Records from a collection
####

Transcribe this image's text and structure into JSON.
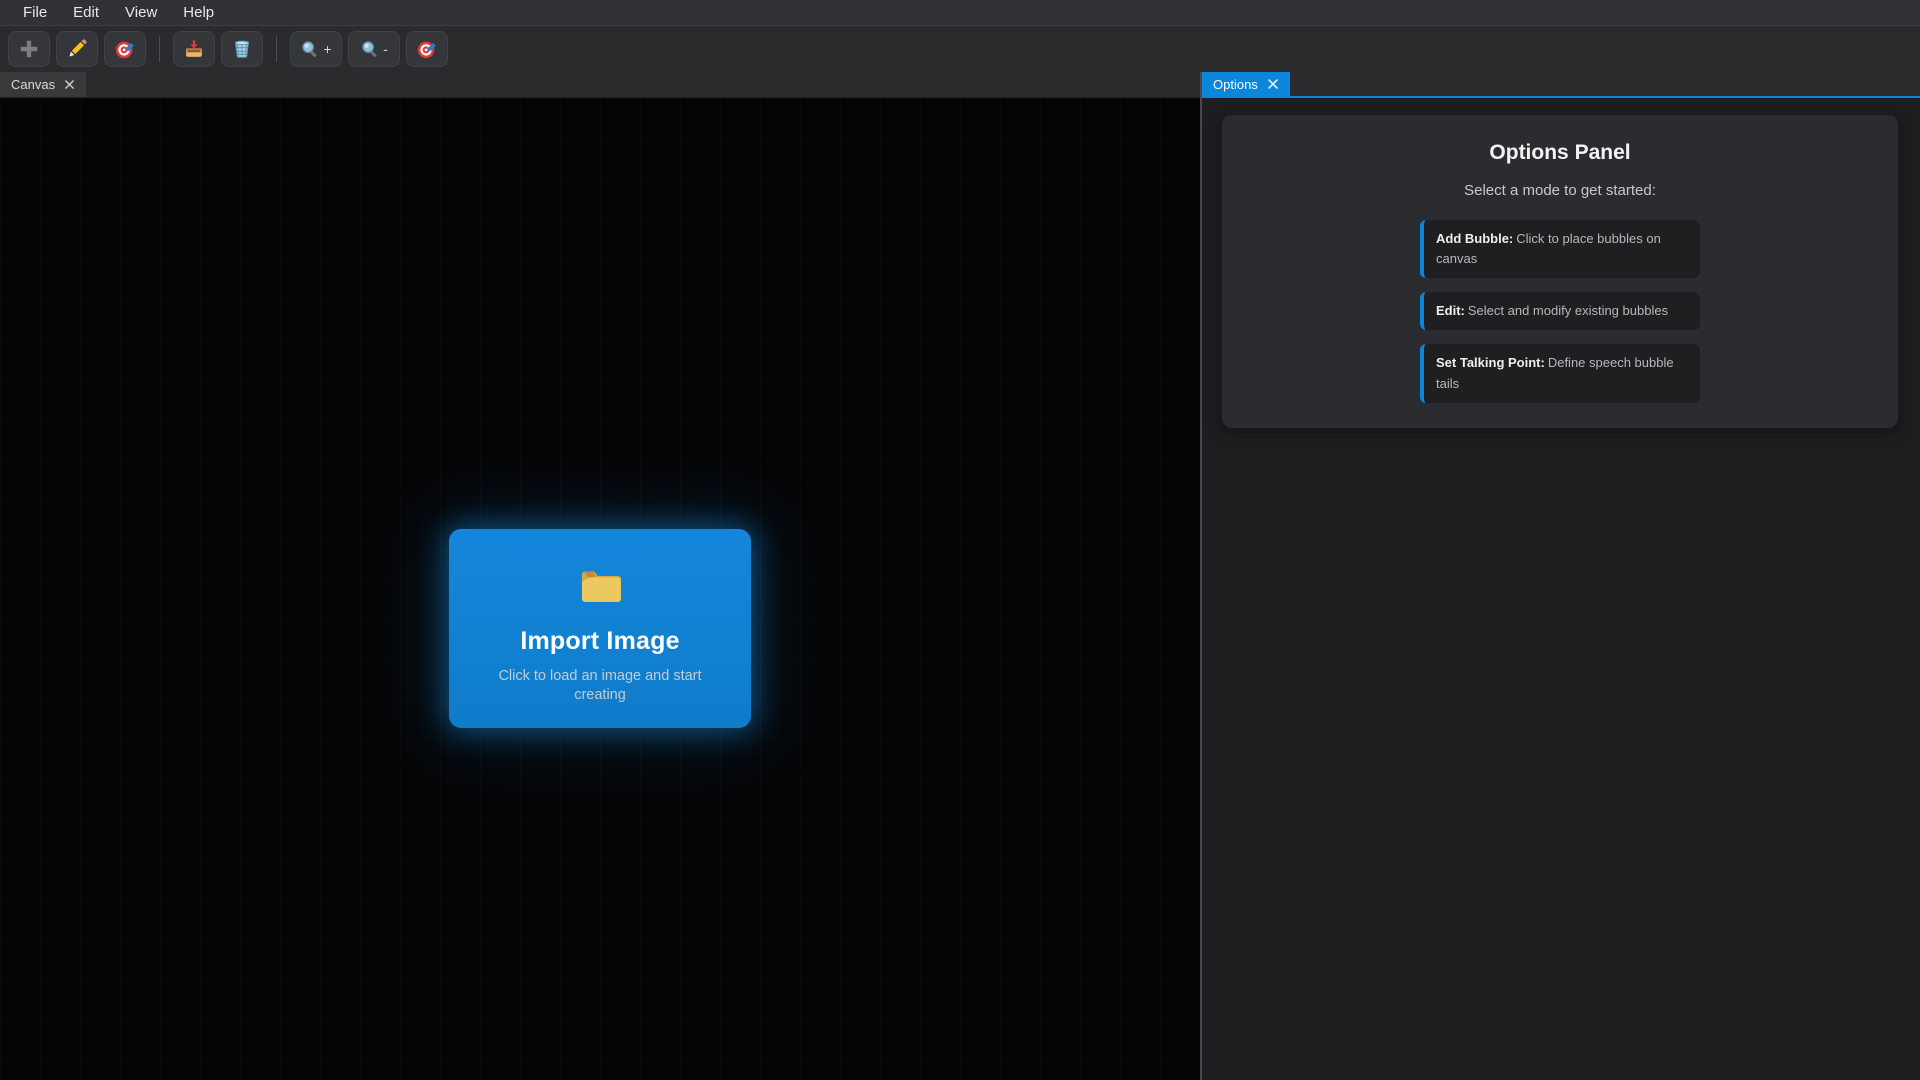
{
  "menu": {
    "items": [
      "File",
      "Edit",
      "View",
      "Help"
    ]
  },
  "toolbar": {
    "zoom_in_suffix": "+",
    "zoom_out_suffix": "-"
  },
  "tabs": {
    "canvas": {
      "label": "Canvas"
    },
    "options": {
      "label": "Options"
    }
  },
  "canvas": {
    "import_card": {
      "title": "Import Image",
      "subtitle": "Click to load an image and start creating"
    }
  },
  "options_panel": {
    "title": "Options Panel",
    "subtitle": "Select a mode to get started:",
    "modes": [
      {
        "label": "Add Bubble:",
        "description": "Click to place bubbles on canvas"
      },
      {
        "label": "Edit:",
        "description": "Select and modify existing bubbles"
      },
      {
        "label": "Set Talking Point:",
        "description": "Define speech bubble tails"
      }
    ]
  },
  "colors": {
    "accent": "#0b86da",
    "import_card": "#0f7cca"
  }
}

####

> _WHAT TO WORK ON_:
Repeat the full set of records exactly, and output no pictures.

> _RESPONSE FOR THIS EXERCISE_:
Transcribe this image's text and structure into JSON.
{
  "menu": {
    "items": [
      "File",
      "Edit",
      "View",
      "Help"
    ]
  },
  "toolbar": {
    "zoom_in_suffix": "+",
    "zoom_out_suffix": "-"
  },
  "tabs": {
    "canvas": {
      "label": "Canvas"
    },
    "options": {
      "label": "Options"
    }
  },
  "canvas": {
    "import_card": {
      "title": "Import Image",
      "subtitle": "Click to load an image and start creating"
    }
  },
  "options_panel": {
    "title": "Options Panel",
    "subtitle": "Select a mode to get started:",
    "modes": [
      {
        "label": "Add Bubble:",
        "description": "Click to place bubbles on canvas"
      },
      {
        "label": "Edit:",
        "description": "Select and modify existing bubbles"
      },
      {
        "label": "Set Talking Point:",
        "description": "Define speech bubble tails"
      }
    ]
  },
  "colors": {
    "accent": "#0b86da",
    "import_card": "#0f7cca"
  }
}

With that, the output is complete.